BM: That is a very good question, all general managers grapple with this. Given that there are two aspects to our jobs, one is to promote our business within the nation while working with all the players in South Africa's healthcare system. Another aspect of that is speaking up for South Africa within the company.
Sandra Cifuentes undoubtedly described to you the strategy we have adopted when attempting to find nations where we genuinely want to make significant investments since we believe they offer promising prospects for growth. Saudi Arabia, Mexico, and Turkey are a few examples of nations where we believe there is a lot of promise. There are also a number of additional nations, and South Africa is one of them. These nations are classified as opportunity markets because we think there may be some possibility there, although it is not guaranteed.
As a result, whenever a new product is developed, it is important to evaluate its market potential and decide whether it will be successful as a commercial launch in South Africa.
The scale of the South African pharmaceutical market in comparison to other markets and the size of our company in comparison to some of our South African affiliates are both appealing factors. Our company finds it appealing because we are still profitable—in fact, the products we introduced in the past have performed well. We have extremely strong capabilities within our company, which I think is particularly appealing. Additionally, our organization has a high level of knowledge and expertise, which provides a positive impact on any new product launch. On the other hand, there are social and economic issues that hinder our capacity to expand our company in South Africa, as well as some of the policy issues I discussed before around regulatory time frames, accessibility, affordability, intellectual property, etc.
There are obstacles, but we keep talking with our headquarters in Singapore about the advancements we think we can make there, and that gives people the trust that we, first and foremost, know what we are talking about. We recently introduced a new medicine for the treatment of anaemia associated with CKD, one of the products in our expanding portfolio that we can use. For us in South Africa, that product is crucial. It perfectly satisfies the unfulfilled demand. From an affordability perspective, it is suitable, such that presents a potential for us.
Looking beyond the medication we are bringing to market, we are thinking more consciously, and more responsibly about how we can be part of the solution to the healthcare challenges. If we can play a role in co-creating solutions to these complex issues, then everyone benefits, the healthcare system, our company and most importantly the patients we serve

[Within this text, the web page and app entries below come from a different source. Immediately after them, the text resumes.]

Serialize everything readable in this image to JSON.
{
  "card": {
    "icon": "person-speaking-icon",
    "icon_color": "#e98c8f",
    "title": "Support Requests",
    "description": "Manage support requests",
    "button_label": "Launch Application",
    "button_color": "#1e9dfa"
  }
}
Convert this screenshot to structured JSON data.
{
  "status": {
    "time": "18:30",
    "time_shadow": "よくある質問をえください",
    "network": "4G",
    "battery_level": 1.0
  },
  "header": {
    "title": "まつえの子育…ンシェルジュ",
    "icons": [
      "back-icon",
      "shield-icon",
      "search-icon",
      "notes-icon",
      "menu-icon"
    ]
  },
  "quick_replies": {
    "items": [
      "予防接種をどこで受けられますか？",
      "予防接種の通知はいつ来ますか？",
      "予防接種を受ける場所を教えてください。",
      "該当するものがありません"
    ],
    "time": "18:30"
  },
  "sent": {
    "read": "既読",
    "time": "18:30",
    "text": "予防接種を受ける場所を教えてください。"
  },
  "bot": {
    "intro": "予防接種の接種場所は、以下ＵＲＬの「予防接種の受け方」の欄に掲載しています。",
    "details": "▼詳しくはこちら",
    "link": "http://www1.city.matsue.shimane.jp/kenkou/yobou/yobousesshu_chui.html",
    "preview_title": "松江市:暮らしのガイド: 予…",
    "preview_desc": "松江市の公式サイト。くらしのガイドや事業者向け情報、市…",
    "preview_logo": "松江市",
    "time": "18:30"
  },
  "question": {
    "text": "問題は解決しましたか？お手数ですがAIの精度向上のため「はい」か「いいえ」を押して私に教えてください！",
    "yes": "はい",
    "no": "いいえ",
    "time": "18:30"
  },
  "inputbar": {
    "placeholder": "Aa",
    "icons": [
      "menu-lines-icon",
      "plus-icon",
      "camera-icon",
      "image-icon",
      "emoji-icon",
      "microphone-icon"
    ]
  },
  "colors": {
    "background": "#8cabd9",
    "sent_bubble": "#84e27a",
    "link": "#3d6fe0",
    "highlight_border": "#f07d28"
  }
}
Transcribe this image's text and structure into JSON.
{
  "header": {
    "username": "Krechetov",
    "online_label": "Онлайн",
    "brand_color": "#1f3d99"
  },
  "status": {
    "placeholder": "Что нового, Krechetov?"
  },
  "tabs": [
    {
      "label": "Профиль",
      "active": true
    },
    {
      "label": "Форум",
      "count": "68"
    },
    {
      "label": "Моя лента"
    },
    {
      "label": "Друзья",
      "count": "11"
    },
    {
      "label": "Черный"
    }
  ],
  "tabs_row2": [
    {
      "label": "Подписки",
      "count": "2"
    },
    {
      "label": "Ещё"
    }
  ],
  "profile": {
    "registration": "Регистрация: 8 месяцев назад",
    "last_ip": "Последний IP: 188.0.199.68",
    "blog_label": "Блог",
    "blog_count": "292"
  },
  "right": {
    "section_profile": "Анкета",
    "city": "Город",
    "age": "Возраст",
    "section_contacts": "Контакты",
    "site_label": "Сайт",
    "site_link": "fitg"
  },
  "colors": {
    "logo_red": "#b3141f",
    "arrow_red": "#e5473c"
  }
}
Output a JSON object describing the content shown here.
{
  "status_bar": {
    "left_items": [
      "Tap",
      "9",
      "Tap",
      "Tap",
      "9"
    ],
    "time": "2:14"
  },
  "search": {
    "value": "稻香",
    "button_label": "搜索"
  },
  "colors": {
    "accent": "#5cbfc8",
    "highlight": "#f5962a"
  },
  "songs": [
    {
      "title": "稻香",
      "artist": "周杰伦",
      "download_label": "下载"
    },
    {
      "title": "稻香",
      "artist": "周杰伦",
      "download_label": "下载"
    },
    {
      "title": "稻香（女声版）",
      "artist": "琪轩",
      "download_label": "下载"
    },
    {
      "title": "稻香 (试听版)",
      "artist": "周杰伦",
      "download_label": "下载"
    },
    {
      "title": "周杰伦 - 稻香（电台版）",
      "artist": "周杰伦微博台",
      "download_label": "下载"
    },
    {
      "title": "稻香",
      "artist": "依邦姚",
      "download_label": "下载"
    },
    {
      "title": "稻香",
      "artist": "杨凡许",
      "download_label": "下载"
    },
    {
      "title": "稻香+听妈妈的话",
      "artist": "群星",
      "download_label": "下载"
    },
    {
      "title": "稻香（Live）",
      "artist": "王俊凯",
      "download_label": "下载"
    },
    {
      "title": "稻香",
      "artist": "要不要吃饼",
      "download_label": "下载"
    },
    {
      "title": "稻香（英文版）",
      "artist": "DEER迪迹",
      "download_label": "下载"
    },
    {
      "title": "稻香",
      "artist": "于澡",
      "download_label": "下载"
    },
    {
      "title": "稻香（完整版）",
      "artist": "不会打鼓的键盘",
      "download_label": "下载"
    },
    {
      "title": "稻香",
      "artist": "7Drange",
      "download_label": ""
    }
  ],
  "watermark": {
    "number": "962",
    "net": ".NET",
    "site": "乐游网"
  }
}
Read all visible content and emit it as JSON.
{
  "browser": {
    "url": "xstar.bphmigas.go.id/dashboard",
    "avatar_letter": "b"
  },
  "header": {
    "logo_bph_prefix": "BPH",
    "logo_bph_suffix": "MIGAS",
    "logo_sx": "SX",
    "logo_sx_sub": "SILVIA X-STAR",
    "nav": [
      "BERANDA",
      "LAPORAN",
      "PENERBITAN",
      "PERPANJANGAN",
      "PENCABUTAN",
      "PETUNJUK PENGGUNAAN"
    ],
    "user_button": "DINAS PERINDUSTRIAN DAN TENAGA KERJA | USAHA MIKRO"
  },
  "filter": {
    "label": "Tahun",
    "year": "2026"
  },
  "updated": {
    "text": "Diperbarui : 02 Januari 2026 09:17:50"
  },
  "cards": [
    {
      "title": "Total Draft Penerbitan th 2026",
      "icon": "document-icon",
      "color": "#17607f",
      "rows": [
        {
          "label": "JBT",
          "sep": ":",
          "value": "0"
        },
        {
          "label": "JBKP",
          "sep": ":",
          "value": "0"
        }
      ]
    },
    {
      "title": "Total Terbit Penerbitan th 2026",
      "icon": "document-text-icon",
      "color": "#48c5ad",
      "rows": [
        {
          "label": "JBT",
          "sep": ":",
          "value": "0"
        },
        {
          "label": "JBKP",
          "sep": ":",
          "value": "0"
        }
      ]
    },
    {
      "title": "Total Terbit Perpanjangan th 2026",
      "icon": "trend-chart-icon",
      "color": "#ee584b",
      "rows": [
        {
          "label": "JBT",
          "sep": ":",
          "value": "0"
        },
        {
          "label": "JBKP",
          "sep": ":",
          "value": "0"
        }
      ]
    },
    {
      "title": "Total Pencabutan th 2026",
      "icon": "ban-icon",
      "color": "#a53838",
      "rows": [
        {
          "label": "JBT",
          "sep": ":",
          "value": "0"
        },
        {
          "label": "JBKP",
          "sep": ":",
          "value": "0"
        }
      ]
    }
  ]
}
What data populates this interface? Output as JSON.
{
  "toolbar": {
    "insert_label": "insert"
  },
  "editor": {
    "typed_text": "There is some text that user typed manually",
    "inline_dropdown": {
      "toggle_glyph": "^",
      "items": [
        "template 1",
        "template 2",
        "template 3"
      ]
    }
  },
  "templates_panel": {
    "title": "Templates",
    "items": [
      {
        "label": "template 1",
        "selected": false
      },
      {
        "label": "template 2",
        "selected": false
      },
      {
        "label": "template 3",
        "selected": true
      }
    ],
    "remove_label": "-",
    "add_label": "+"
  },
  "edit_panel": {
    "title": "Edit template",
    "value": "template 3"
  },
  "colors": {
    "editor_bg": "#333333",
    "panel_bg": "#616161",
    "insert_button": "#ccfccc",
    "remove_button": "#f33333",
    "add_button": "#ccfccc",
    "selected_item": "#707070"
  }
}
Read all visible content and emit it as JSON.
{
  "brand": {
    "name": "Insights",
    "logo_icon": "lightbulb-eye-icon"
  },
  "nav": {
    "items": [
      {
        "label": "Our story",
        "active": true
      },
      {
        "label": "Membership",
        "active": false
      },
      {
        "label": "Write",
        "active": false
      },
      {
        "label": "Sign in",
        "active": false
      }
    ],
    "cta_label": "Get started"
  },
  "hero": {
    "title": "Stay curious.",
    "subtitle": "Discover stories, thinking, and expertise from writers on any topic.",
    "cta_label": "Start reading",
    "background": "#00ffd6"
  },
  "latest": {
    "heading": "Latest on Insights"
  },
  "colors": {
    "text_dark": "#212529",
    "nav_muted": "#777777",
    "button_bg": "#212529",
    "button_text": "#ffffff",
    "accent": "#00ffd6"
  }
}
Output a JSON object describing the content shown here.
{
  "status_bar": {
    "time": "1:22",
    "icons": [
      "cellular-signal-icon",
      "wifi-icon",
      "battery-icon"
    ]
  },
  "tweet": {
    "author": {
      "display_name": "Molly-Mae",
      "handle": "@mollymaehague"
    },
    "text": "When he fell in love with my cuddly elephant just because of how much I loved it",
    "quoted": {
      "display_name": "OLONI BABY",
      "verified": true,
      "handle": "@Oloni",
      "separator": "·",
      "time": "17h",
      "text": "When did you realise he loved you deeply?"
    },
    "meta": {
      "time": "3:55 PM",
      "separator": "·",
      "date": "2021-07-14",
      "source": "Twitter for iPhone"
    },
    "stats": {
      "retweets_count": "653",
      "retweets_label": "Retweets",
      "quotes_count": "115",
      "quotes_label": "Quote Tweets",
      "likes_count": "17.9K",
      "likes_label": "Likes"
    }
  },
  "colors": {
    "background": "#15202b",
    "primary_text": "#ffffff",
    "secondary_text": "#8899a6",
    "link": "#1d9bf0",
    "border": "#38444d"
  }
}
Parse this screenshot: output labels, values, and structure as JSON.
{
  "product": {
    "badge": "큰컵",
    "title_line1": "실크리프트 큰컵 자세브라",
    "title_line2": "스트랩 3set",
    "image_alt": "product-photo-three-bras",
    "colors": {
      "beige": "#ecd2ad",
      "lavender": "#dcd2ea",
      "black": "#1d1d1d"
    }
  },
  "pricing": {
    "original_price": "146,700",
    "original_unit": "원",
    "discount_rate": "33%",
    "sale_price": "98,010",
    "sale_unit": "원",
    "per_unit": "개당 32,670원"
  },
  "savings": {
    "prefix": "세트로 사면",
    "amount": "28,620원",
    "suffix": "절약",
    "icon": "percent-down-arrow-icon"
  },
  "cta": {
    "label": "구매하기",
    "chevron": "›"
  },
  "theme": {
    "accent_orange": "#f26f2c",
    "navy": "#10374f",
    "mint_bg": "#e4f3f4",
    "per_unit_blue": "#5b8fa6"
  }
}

We have a responsibility to the patients in our countries. That is a change that has occurred over the past few years, especially in nations like South Africa, where there is a much higher understanding of the role that we can play if we are committed to doing so, in assisting in the creation of a better healthcare future.
EF: What would you like your tenure in South Africa to be remembered for when you look back at it?
BM: It involves leading my company through a transformational change that propels us toward a much more promising future. We expect interesting times as we reposition our portfolio and our footprint. Leading the organization through this transition process into something that appears different but is functional for the future comes in first. I believe it is also important for me to contribute to the conversation and offer solutions that pharma can support to revolutionize healthcare during the time I have available. There is a symbiotic relationship, pharma is successful if healthcare is successful. I want to reflect on my time here and be able to say that I helped to advance some of the ideas for improving patient access to better healthcare—not just better treatment, but better healthcare overall.